┌──

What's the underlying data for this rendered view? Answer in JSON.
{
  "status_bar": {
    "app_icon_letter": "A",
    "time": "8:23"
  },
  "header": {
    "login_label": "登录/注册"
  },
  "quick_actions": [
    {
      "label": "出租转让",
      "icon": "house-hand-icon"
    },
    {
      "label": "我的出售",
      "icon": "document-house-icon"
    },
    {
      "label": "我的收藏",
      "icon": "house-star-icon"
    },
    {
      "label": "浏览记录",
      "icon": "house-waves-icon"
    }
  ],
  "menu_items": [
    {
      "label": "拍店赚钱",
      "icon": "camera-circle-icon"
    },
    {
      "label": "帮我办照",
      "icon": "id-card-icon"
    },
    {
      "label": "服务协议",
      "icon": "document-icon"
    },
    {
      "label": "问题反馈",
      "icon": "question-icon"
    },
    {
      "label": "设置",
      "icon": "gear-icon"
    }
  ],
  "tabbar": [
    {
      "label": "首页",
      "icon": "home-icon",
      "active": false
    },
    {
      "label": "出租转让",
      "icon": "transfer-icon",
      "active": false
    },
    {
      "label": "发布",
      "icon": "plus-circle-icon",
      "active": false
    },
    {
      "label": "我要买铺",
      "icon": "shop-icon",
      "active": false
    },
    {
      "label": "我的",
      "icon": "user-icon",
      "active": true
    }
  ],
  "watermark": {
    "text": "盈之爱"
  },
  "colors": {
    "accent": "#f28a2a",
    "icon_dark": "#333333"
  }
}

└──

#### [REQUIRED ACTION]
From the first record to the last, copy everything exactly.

#### [SOLUTION]
What's the underlying data for this rendered view? Answer in JSON.
{
  "status_bar": {
    "app_icon_letter": "A",
    "time": "8:23"
  },
  "header": {
    "login_label": "登录/注册"
  },
  "quick_actions": [
    {
      "label": "出租转让",
      "icon": "house-hand-icon"
    },
    {
      "label": "我的出售",
      "icon": "document-house-icon"
    },
    {
      "label": "我的收藏",
      "icon": "house-star-icon"
    },
    {
      "label": "浏览记录",
      "icon": "house-waves-icon"
    }
  ],
  "menu_items": [
    {
      "label": "拍店赚钱",
      "icon": "camera-circle-icon"
    },
    {
      "label": "帮我办照",
      "icon": "id-card-icon"
    },
    {
      "label": "服务协议",
      "icon": "document-icon"
    },
    {
      "label": "问题反馈",
      "icon": "question-icon"
    },
    {
      "label": "设置",
      "icon": "gear-icon"
    }
  ],
  "tabbar": [
    {
      "label": "首页",
      "icon": "home-icon",
      "active": false
    },
    {
      "label": "出租转让",
      "icon": "transfer-icon",
      "active": false
    },
    {
      "label": "发布",
      "icon": "plus-circle-icon",
      "active": false
    },
    {
      "label": "我要买铺",
      "icon": "shop-icon",
      "active": false
    },
    {
      "label": "我的",
      "icon": "user-icon",
      "active": true
    }
  ],
  "watermark": {
    "text": "盈之爱"
  },
  "colors": {
    "accent": "#f28a2a",
    "icon_dark": "#333333"
  }
}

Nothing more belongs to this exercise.